ADAMH is working with community partners to install emergency overdose kits called NaloxBoxes in easily accessible and public-facing locations. Each kit contains two doses of naloxone, CPR masks and instructions on how to administer the medication. Training and ongoing maintenance of the boxes are provided through ADAMH providers, CompDrug and Southeast Healthcare. The project is funded through State Opioid Response dollars provided through the Ohio Department of Mental Health and Addiction Services. To inquire about a NaloxBox installation, contact McKayla Elliott at email@example.com.
NaloxBoxes can be hung on the wall near other emergency equipment, such as fire extinguishers and defibrillators.
What is Naloxone?
Naloxone is a medication approved by the Food and Drug Administration (FDA) designed to rapidly reverse opioid overdose. It is an opioid antagonist—meaning that it binds to opioid receptors and can reverse and block the effects of opioids, such as such as heroin, morphine and oxycodone. Naloxone can quickly restore normal breathing to a person if their breathing has slowed or stopped because of an opioid overdose. Administered when a patient is showing signs of opioid overdose, naloxone is a temporary treatment and its effects do not last long. Therefore, it is critical to obtain medical intervention as soon as possible after administering/receiving naloxone.

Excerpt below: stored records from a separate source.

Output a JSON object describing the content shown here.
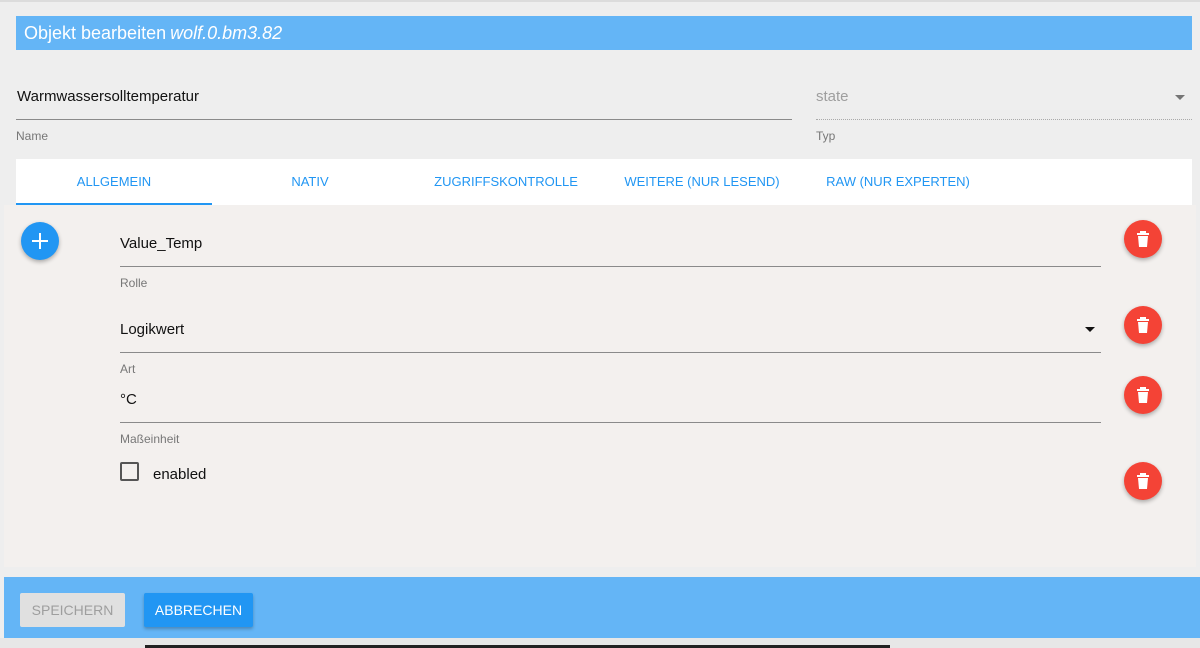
{
  "title": {
    "prefix": "Objekt bearbeiten",
    "object_id": "wolf.0.bm3.82"
  },
  "name_field": {
    "value": "Warmwassersolltemperatur",
    "label": "Name"
  },
  "type_field": {
    "value": "state",
    "label": "Typ",
    "icon": "dropdown-arrow"
  },
  "tabs": [
    {
      "label": "ALLGEMEIN",
      "active": true
    },
    {
      "label": "NATIV"
    },
    {
      "label": "ZUGRIFFSKONTROLLE"
    },
    {
      "label": "WEITERE (NUR LESEND)"
    },
    {
      "label": "RAW (NUR EXPERTEN)"
    }
  ],
  "common": {
    "add_icon": "plus-icon",
    "delete_icon": "trash-icon",
    "role": {
      "value": "Value_Temp",
      "label": "Rolle"
    },
    "type": {
      "value": "Logikwert",
      "label": "Art",
      "icon": "dropdown-arrow"
    },
    "unit": {
      "value": "°C",
      "label": "Maßeinheit"
    },
    "enabled": {
      "label": "enabled",
      "checked": false
    }
  },
  "footer": {
    "save_label": "SPEICHERN",
    "cancel_label": "ABBRECHEN"
  },
  "colors": {
    "header": "#64b5f6",
    "accent": "#2196f3",
    "delete": "#f44336",
    "panel": "#f3f0ee",
    "background": "#eeeeee"
  }
}
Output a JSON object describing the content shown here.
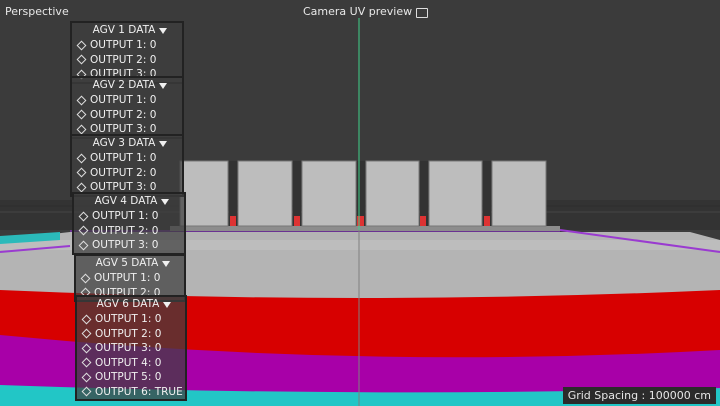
{
  "viewport": {
    "view_label": "Perspective",
    "camera_label": "Camera UV preview",
    "grid_spacing": "Grid Spacing : 100000 cm"
  },
  "panels": [
    {
      "title": "AGV 1 DATA",
      "rows": [
        "OUTPUT 1: 0",
        "OUTPUT 2: 0",
        "OUTPUT 3: 0"
      ]
    },
    {
      "title": "AGV 2 DATA",
      "rows": [
        "OUTPUT 1: 0",
        "OUTPUT 2: 0",
        "OUTPUT 3: 0"
      ]
    },
    {
      "title": "AGV 3 DATA",
      "rows": [
        "OUTPUT 1: 0",
        "OUTPUT 2: 0",
        "OUTPUT 3: 0"
      ]
    },
    {
      "title": "AGV 4 DATA",
      "rows": [
        "OUTPUT 1: 0",
        "OUTPUT 2: 0",
        "OUTPUT 3: 0"
      ]
    },
    {
      "title": "AGV 5 DATA",
      "rows": [
        "OUTPUT 1: 0",
        "OUTPUT 2: 0"
      ]
    },
    {
      "title": "AGV 6 DATA",
      "rows": [
        "OUTPUT 1: 0",
        "OUTPUT 2: 0",
        "OUTPUT 3: 0",
        "OUTPUT 4: 0",
        "OUTPUT 5: 0",
        "OUTPUT 6: TRUE"
      ]
    }
  ],
  "colors": {
    "background": "#3a3a3a",
    "floor": "#b3b3b3",
    "red_band": "#d90000",
    "magenta_band": "#c000c0",
    "cyan_band": "#1fb8b8",
    "green_axis": "#3fd08a",
    "box": "#bdbdbd"
  }
}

Instructions for how to administer naloxone in an emergency: